### Work instruction
What you return should match the records below exactly.

====

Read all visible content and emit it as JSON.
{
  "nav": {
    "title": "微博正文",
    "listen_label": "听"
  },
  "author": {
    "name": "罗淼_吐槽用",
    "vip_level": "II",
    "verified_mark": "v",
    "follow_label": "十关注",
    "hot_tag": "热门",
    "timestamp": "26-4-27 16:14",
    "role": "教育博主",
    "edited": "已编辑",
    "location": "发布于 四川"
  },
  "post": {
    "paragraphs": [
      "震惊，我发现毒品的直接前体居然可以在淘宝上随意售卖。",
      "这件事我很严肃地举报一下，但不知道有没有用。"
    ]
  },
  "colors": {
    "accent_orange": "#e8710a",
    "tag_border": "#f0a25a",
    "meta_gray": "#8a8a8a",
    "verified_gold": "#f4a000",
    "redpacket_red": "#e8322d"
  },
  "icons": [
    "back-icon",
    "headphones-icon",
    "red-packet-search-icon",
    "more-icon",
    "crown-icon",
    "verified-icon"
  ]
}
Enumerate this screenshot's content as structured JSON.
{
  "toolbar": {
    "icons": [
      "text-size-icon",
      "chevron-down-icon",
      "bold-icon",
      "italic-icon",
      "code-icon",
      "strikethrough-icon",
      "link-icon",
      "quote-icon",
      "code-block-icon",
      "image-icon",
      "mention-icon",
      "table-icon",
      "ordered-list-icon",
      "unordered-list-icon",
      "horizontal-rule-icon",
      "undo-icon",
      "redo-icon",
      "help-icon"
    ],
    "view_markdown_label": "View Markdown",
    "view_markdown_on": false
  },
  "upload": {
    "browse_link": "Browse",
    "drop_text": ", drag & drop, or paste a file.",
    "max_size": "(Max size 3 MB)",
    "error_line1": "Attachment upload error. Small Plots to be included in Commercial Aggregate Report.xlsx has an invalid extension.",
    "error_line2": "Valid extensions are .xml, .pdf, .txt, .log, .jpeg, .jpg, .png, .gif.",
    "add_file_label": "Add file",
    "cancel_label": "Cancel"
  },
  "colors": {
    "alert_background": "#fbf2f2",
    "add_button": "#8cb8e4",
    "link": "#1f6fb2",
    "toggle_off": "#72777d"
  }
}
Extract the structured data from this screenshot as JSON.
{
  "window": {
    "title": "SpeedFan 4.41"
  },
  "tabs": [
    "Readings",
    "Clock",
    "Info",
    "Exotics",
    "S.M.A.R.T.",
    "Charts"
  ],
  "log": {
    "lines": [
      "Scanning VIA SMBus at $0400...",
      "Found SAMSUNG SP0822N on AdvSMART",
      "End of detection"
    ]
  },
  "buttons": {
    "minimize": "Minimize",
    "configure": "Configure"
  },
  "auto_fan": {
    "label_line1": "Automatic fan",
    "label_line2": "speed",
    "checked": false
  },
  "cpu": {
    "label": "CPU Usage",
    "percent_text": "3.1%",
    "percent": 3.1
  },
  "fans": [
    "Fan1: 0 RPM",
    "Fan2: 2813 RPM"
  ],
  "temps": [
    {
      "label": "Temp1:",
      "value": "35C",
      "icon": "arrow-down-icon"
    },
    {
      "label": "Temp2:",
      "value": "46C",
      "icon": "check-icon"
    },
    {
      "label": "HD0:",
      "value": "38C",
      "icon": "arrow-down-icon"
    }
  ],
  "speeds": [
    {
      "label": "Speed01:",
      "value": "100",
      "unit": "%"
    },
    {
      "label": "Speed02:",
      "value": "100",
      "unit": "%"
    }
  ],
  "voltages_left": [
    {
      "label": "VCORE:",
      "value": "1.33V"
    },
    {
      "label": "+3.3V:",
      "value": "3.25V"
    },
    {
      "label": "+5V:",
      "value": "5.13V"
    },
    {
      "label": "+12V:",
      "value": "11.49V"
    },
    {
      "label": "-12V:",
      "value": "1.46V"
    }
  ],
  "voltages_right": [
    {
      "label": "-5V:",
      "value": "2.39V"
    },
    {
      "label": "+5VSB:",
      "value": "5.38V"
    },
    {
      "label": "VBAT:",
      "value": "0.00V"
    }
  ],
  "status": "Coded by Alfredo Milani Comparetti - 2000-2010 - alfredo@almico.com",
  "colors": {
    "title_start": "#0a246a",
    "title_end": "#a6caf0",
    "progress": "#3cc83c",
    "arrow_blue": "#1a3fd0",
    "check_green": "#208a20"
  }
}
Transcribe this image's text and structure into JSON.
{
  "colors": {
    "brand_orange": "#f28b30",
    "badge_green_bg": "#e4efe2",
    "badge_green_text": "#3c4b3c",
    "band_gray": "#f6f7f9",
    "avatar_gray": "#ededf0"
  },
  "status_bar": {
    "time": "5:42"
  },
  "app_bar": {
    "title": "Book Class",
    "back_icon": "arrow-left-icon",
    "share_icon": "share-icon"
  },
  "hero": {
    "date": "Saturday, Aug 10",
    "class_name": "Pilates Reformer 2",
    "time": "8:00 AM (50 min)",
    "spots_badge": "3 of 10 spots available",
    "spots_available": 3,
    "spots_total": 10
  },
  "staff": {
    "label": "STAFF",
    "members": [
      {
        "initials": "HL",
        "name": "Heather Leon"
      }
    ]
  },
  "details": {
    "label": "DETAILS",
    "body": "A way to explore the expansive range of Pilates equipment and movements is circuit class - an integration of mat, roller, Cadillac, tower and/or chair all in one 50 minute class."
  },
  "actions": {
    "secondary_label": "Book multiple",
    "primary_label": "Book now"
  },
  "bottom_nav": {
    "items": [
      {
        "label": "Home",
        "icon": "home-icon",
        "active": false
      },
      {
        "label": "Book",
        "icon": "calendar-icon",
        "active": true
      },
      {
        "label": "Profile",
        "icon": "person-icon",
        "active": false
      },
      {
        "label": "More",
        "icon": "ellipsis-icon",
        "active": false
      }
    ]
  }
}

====

### Answer
Read all visible content and emit it as JSON.
{
  "nav": {
    "title": "微博正文",
    "listen_label": "听"
  },
  "author": {
    "name": "罗淼_吐槽用",
    "vip_level": "II",
    "verified_mark": "v",
    "follow_label": "十关注",
    "hot_tag": "热门",
    "timestamp": "26-4-27 16:14",
    "role": "教育博主",
    "edited": "已编辑",
    "location": "发布于 四川"
  },
  "post": {
    "paragraphs": [
      "震惊，我发现毒品的直接前体居然可以在淘宝上随意售卖。",
      "这件事我很严肃地举报一下，但不知道有没有用。"
    ]
  },
  "colors": {
    "accent_orange": "#e8710a",
    "tag_border": "#f0a25a",
    "meta_gray": "#8a8a8a",
    "verified_gold": "#f4a000",
    "redpacket_red": "#e8322d"
  },
  "icons": [
    "back-icon",
    "headphones-icon",
    "red-packet-search-icon",
    "more-icon",
    "crown-icon",
    "verified-icon"
  ]
}
Enumerate this screenshot's content as structured JSON.
{
  "toolbar": {
    "icons": [
      "text-size-icon",
      "chevron-down-icon",
      "bold-icon",
      "italic-icon",
      "code-icon",
      "strikethrough-icon",
      "link-icon",
      "quote-icon",
      "code-block-icon",
      "image-icon",
      "mention-icon",
      "table-icon",
      "ordered-list-icon",
      "unordered-list-icon",
      "horizontal-rule-icon",
      "undo-icon",
      "redo-icon",
      "help-icon"
    ],
    "view_markdown_label": "View Markdown",
    "view_markdown_on": false
  },
  "upload": {
    "browse_link": "Browse",
    "drop_text": ", drag & drop, or paste a file.",
    "max_size": "(Max size 3 MB)",
    "error_line1": "Attachment upload error. Small Plots to be included in Commercial Aggregate Report.xlsx has an invalid extension.",
    "error_line2": "Valid extensions are .xml, .pdf, .txt, .log, .jpeg, .jpg, .png, .gif.",
    "add_file_label": "Add file",
    "cancel_label": "Cancel"
  },
  "colors": {
    "alert_background": "#fbf2f2",
    "add_button": "#8cb8e4",
    "link": "#1f6fb2",
    "toggle_off": "#72777d"
  }
}
Extract the structured data from this screenshot as JSON.
{
  "window": {
    "title": "SpeedFan 4.41"
  },
  "tabs": [
    "Readings",
    "Clock",
    "Info",
    "Exotics",
    "S.M.A.R.T.",
    "Charts"
  ],
  "log": {
    "lines": [
      "Scanning VIA SMBus at $0400...",
      "Found SAMSUNG SP0822N on AdvSMART",
      "End of detection"
    ]
  },
  "buttons": {
    "minimize": "Minimize",
    "configure": "Configure"
  },
  "auto_fan": {
    "label_line1": "Automatic fan",
    "label_line2": "speed",
    "checked": false
  },
  "cpu": {
    "label": "CPU Usage",
    "percent_text": "3.1%",
    "percent": 3.1
  },
  "fans": [
    "Fan1: 0 RPM",
    "Fan2: 2813 RPM"
  ],
  "temps": [
    {
      "label": "Temp1:",
      "value": "35C",
      "icon": "arrow-down-icon"
    },
    {
      "label": "Temp2:",
      "value": "46C",
      "icon": "check-icon"
    },
    {
      "label": "HD0:",
      "value": "38C",
      "icon": "arrow-down-icon"
    }
  ],
  "speeds": [
    {
      "label": "Speed01:",
      "value": "100",
      "unit": "%"
    },
    {
      "label": "Speed02:",
      "value": "100",
      "unit": "%"
    }
  ],
  "voltages_left": [
    {
      "label": "VCORE:",
      "value": "1.33V"
    },
    {
      "label": "+3.3V:",
      "value": "3.25V"
    },
    {
      "label": "+5V:",
      "value": "5.13V"
    },
    {
      "label": "+12V:",
      "value": "11.49V"
    },
    {
      "label": "-12V:",
      "value": "1.46V"
    }
  ],
  "voltages_right": [
    {
      "label": "-5V:",
      "value": "2.39V"
    },
    {
      "label": "+5VSB:",
      "value": "5.38V"
    },
    {
      "label": "VBAT:",
      "value": "0.00V"
    }
  ],
  "status": "Coded by Alfredo Milani Comparetti - 2000-2010 - alfredo@almico.com",
  "colors": {
    "title_start": "#0a246a",
    "title_end": "#a6caf0",
    "progress": "#3cc83c",
    "arrow_blue": "#1a3fd0",
    "check_green": "#208a20"
  }
}
Transcribe this image's text and structure into JSON.
{
  "colors": {
    "brand_orange": "#f28b30",
    "badge_green_bg": "#e4efe2",
    "badge_green_text": "#3c4b3c",
    "band_gray": "#f6f7f9",
    "avatar_gray": "#ededf0"
  },
  "status_bar": {
    "time": "5:42"
  },
  "app_bar": {
    "title": "Book Class",
    "back_icon": "arrow-left-icon",
    "share_icon": "share-icon"
  },
  "hero": {
    "date": "Saturday, Aug 10",
    "class_name": "Pilates Reformer 2",
    "time": "8:00 AM (50 min)",
    "spots_badge": "3 of 10 spots available",
    "spots_available": 3,
    "spots_total": 10
  },
  "staff": {
    "label": "STAFF",
    "members": [
      {
        "initials": "HL",
        "name": "Heather Leon"
      }
    ]
  },
  "details": {
    "label": "DETAILS",
    "body": "A way to explore the expansive range of Pilates equipment and movements is circuit class - an integration of mat, roller, Cadillac, tower and/or chair all in one 50 minute class."
  },
  "actions": {
    "secondary_label": "Book multiple",
    "primary_label": "Book now"
  },
  "bottom_nav": {
    "items": [
      {
        "label": "Home",
        "icon": "home-icon",
        "active": false
      },
      {
        "label": "Book",
        "icon": "calendar-icon",
        "active": true
      },
      {
        "label": "Profile",
        "icon": "person-icon",
        "active": false
      },
      {
        "label": "More",
        "icon": "ellipsis-icon",
        "active": false
      }
    ]
  }
}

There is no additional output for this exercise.